I saw a disturbing trend on Twitter on the weekend, people were talking…”talking” about how Amazon should replace libraries. The good news is that most of the talk about this, or at least it was on my feed, was saying a big old HELL NO to this idea. That gave me hope.
This whole thing was apparently started by a piece in Forbes magazine: Amazon Should Replace Local Libraries to Save Taxpayers Money (which they have since taken down). The good news is that when I googled the situation, this was the first article that popped up: Forbes suggested Amazon should replace libraries, and people aren’t having it.
Whew. But I still feel like I need to have my say in this. Because…well, what’s the point of having a blog if I can’t yammer on about things that I feel passionate about.

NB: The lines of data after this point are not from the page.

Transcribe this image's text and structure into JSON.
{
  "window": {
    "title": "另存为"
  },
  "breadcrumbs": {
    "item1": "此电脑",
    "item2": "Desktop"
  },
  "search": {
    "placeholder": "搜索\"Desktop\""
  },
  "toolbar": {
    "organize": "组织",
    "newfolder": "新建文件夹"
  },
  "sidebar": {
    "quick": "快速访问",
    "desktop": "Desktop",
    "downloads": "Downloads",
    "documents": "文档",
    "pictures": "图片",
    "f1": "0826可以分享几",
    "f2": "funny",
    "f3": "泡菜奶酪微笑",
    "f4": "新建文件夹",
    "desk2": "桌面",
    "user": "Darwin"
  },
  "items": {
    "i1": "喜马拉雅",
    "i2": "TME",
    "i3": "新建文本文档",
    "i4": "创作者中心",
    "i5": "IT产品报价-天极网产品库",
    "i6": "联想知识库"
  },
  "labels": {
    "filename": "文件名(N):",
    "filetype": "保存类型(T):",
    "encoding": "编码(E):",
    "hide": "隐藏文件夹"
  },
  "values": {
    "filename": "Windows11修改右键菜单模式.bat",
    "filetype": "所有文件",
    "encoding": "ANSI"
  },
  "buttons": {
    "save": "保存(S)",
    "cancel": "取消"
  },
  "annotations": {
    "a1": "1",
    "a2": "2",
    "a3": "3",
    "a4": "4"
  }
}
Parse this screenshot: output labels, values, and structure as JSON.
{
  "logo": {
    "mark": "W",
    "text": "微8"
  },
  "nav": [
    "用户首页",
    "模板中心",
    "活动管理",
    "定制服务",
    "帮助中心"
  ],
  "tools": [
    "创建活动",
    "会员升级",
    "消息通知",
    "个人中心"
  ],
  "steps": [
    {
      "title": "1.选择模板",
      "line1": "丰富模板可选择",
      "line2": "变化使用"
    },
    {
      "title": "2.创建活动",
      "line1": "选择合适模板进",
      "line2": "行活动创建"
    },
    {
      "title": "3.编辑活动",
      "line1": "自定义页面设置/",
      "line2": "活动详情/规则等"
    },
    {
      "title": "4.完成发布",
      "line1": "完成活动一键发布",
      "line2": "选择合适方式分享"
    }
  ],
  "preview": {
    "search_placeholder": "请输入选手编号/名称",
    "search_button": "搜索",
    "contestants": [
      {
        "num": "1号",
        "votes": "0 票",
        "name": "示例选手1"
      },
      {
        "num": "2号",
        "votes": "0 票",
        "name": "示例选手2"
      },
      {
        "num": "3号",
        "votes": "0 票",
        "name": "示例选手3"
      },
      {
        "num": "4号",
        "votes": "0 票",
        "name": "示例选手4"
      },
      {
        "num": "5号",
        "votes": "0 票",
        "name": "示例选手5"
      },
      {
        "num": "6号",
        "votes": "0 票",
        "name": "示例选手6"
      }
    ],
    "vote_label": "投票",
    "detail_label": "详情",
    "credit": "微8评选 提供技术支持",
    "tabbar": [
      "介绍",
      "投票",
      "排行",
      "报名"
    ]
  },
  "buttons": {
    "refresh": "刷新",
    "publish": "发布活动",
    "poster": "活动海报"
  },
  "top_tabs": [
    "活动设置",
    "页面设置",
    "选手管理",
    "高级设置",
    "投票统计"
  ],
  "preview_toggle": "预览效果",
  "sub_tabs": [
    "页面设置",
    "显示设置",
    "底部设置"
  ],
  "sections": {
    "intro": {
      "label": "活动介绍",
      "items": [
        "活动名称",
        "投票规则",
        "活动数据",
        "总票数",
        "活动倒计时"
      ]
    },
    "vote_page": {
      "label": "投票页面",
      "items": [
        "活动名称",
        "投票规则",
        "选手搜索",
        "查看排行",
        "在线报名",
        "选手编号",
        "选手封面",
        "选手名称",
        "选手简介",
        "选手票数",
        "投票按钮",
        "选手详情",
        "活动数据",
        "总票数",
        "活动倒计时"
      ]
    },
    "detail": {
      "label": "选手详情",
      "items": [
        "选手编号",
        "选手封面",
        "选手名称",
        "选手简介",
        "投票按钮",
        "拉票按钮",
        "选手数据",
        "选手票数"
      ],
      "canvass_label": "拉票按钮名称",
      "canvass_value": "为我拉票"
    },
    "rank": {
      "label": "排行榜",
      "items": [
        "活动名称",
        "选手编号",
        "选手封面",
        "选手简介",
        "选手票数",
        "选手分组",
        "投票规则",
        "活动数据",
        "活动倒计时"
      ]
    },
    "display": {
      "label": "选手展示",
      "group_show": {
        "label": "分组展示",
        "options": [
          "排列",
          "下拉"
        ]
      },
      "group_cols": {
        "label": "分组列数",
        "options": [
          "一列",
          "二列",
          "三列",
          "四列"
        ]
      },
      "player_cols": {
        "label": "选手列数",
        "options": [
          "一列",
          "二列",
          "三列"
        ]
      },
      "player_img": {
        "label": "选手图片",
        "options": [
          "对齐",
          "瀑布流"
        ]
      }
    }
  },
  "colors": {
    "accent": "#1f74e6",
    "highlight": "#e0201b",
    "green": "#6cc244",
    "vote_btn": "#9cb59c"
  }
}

Some of my earliest memories that make me warm and fuzzy are about the library. The excitement of going in as a child and having basically endless possibilities of reading materials (I actually still get the same feeling now). My mom used to take me to the story telling time at the local branch. All of these things instilled a life-long love of books and reading.
One of the first things I did when I made the move from Toronto to Toledo was get a library card. It was partly to get access to the reading material: magazines and books. But a large part of that for me was that it was an anchor and a way for me to start building roots in a new and unfamiliar place. It represents a sense of community and belonging to a group of people who love books and reading as much as I do.
I spend a lot of time alone during the day. And it gets lonely. One of the places I have frequented is the library. People are friendly. It’s mostly quiet. There are comfy chairs to read and tables with outlets to plug in your computer to do whatever work or research you need to do (or just plain old goofing around on the internet). But I was with people. I didn’t need to talk to anyone or make friends. I didn’t want to have to buy a $4 fancy coffee. I just wanted to sit and be in the world. How many other people find solace in the library when they have no where else to go?
I get that puts the “burden” on taxpayers. Why should I pay for someone to have a nice place to go and goof around on the internet? Here is why. Especially today where the world feels fractured and is so impersonal, we need to have spaces for people to go and gather and feel like they are part of a community. Where children can go and hear stories read to them and feel the joy of picking out a book and learn about caring for books and responsibility. Where people are there to help you find what you need – that book with the blue cover, or whatever you are seeking. The library is about more than books. It always was and it always will be.
I think that libraries have done a great job in keeping up with the times and technology and the needs of their users and give people a reason to use their services. How many businesses can say that? I can read magazines on my iPad or computer, I can watch movies, and I can even stream music now. Oh right, and that’s besides the books I can rent for free. This is because libraries understand that they are part of the community and bringing people together.
I am happy that there was a rally around libraries – all over Twitter there were stories from people who have sought help from their local library, how one actually had a stuffed animal sleepover and sent out pictures (cute!) and generally how the library is important to a lot of people. It gives me hope that the world isn’t as sucky a place as it sometimes seems.
Here is what I suggest: if you don’t have a library card go and get one. It’s super easy, and you don’t even have to go outside. Many libraries have online cards so you can check out electronic media. And if you are feeling adventurous, go to your local branch. It will make you happy. I promise.